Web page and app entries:
◆ ◆ ◆ ◆

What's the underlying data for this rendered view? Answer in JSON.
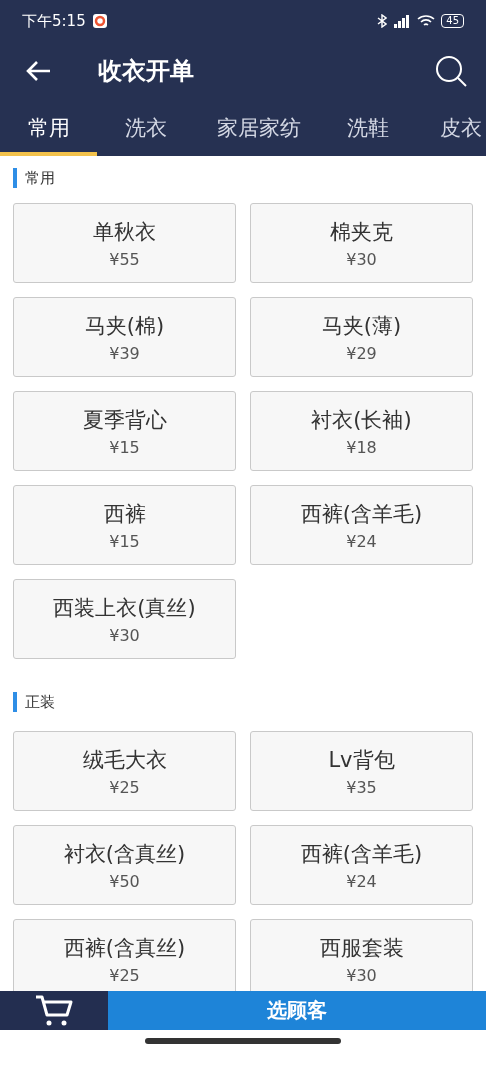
{
  "status_bar": {
    "time": "下午5:15",
    "battery": "45"
  },
  "app_bar": {
    "title": "收衣开单"
  },
  "tabs": [
    {
      "label": "常用",
      "selected": true
    },
    {
      "label": "洗衣",
      "selected": false
    },
    {
      "label": "家居家纺",
      "selected": false
    },
    {
      "label": "洗鞋",
      "selected": false
    },
    {
      "label": "皮衣",
      "selected": false
    }
  ],
  "sections": [
    {
      "title": "常用",
      "items": [
        {
          "name": "单秋衣",
          "price": "¥55"
        },
        {
          "name": "棉夹克",
          "price": "¥30"
        },
        {
          "name": "马夹(棉)",
          "price": "¥39"
        },
        {
          "name": "马夹(薄)",
          "price": "¥29"
        },
        {
          "name": "夏季背心",
          "price": "¥15"
        },
        {
          "name": "衬衣(长袖)",
          "price": "¥18"
        },
        {
          "name": "西裤",
          "price": "¥15"
        },
        {
          "name": "西裤(含羊毛)",
          "price": "¥24"
        },
        {
          "name": "西装上衣(真丝)",
          "price": "¥30"
        }
      ]
    },
    {
      "title": "正装",
      "items": [
        {
          "name": "绒毛大衣",
          "price": "¥25"
        },
        {
          "name": "Lv背包",
          "price": "¥35"
        },
        {
          "name": "衬衣(含真丝)",
          "price": "¥50"
        },
        {
          "name": "西裤(含羊毛)",
          "price": "¥24"
        },
        {
          "name": "西裤(含真丝)",
          "price": "¥25"
        },
        {
          "name": "西服套装",
          "price": "¥30"
        }
      ]
    }
  ],
  "bottom_bar": {
    "action": "选顾客"
  }
}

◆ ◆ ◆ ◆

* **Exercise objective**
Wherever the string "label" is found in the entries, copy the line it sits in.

* **Finished exercise**
      "label": "常用",
      "label": "洗衣",
      "label": "家居家纺",
      "label": "洗鞋",
      "label": "皮衣",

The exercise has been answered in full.